With the disciplined gracefulness of a conductor and a simmering undercurrent of fury, he raises his hand and ceremoniously signals with one sharp move of his hand that Deafheaven is now in command.
Instantaneously the band erupts and unleashes a thunderous blast of torpedo guitars that pierce your skull. The evening’s hour-long set is dedicated to showcasing their most recent album, New Bermuda, which they plow through without theatrics or any form of sensationalism. Watching Clarke is unsettling at times. He moves like an animal on stage; restless, alert, hyper-vigilant. He seems used to a much tougher crowd than the one that’s turned up this Monday evening at Tavastia in Helsinki. His presence is both invading and electrifying as he places a piercing stare on you. He reaches out his hands towards the audience, like he wants you to feel every word that he’s saying.
It’s been five years since Deafheaven last played Helsinki and in that time they’ve grown into one of the most genre defining and critically acclaimed metal bands of today. Their take on black metal has made the metal community stop and turn, some with hesitation but most in awe. All the initial hype that surrounded Deafheaven might have done them a disservice in the beginning, as if they were nothing but a gateway band in to harder metal. But it never prevented them from gaining momentum.
Since their 2011 debut Roads to Judah, the San Fransisco group has systematically silenced everyone who would shrug them off as not being metal enough, or slapped the “hipster metal” label on them. While a label which they have been instrumental in redefining, it’s one that will hopefully soon be ultimately eradicated from the discussions surrounding their music.
“You guys have some water? It’s pretty hot in here”, Clarke asks the audience in between songs. He seems genuinely curious as to how we haven’t all fallen to the floor in pure exhaustion. A valid concern.
I can’t help view it as a form of peace-offering, as he throws a water bottle into the audience. It lands in the hands of the guy who’s been pressed against the stage all along, who later on delivers the first punch which sets off the evening’s only mosh pit. Appropriately erupting within the first explosive seconds of “Sunbather”, during the encore.

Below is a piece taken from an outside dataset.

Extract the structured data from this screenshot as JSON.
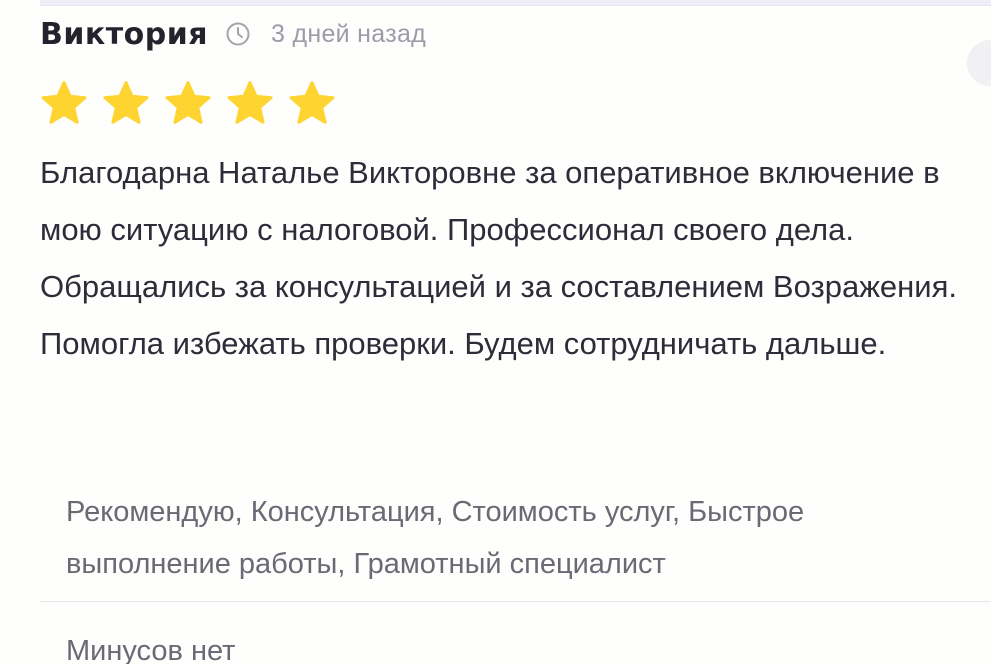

Everyone around me seem to be in the same cathartic state of mind while Deafheaven cradle us to the comforting sounds of Dreamhouse. “I want to dream”, Clarke screams. It’s a call to action. Deafheaven is at home in that borderland between heaven and hell, light and dark, conscious and unconscious, dream and reality. Perhaps that’s why they draw you in so completely, as if you’re balancing on the edge alongside them, with your eyes closed.